Research Highlights

Molecule boosts cancer vaccine response

Published online 25 November 2020

Adding a small growth factor molecule to a cancer vaccine improves its potency against melanoma.

Islam Elkholi

Flt3L is an endogenous growth factor for immune and blood-cell-producing progenitor cells. Now, a research team from universities in the US, and Sidra Medical and Research Center in Qatar, suggests that adding it to a cancer vaccine can improve its efficacy.

Cancer vaccines contain tumour antigens that can activate immune cells to target and kill cancer cells. But, most trials have failed to show clinical efficacy for several reasons, including their inability to adequately mobilize and activate dendritic cells, which process foreign antigens and present them on their surfaces in order to prime and activate cancer-killing T cells.  

The research team found that adding Flt3L to an anti-melanoma cancer vaccine can bypass this obstacle. 

Sixty patients with removed melanomas were divided into two cohorts. Both received the existing cancer vaccine, but only one group were given the added Flt3L. 

The team found that Flt3L mobilized dendritic cells and ultimately improved the T cell response without causing significant adverse effects. 

“These findings may change the approach of increasing efficacy in other cancer vaccines in the future,” says the study’s lead investigator, Nina Bhardwaj from the Icahn School of Medicine at Mount Sinai, US.
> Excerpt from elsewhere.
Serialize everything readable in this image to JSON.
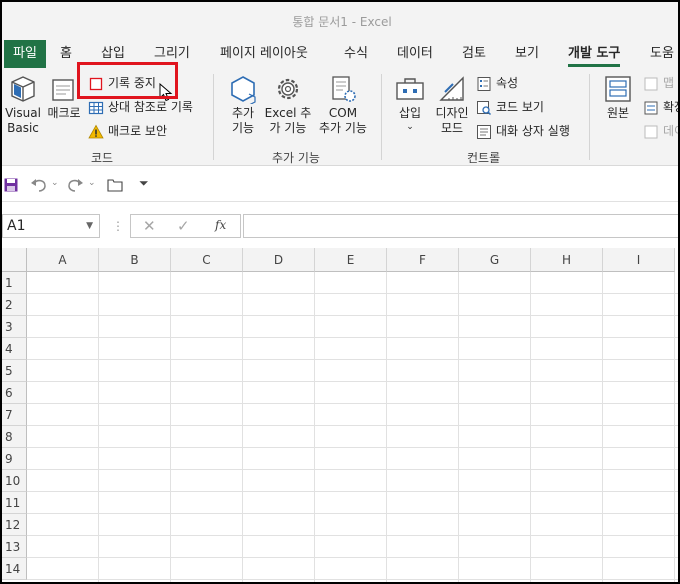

Bhardwaj N. et al. Flt3 ligand augments immune responses to anti-DEC-205-NY-ESO-1 vaccine through expansion of dendritic cell subsets Nat. Cancer (2020).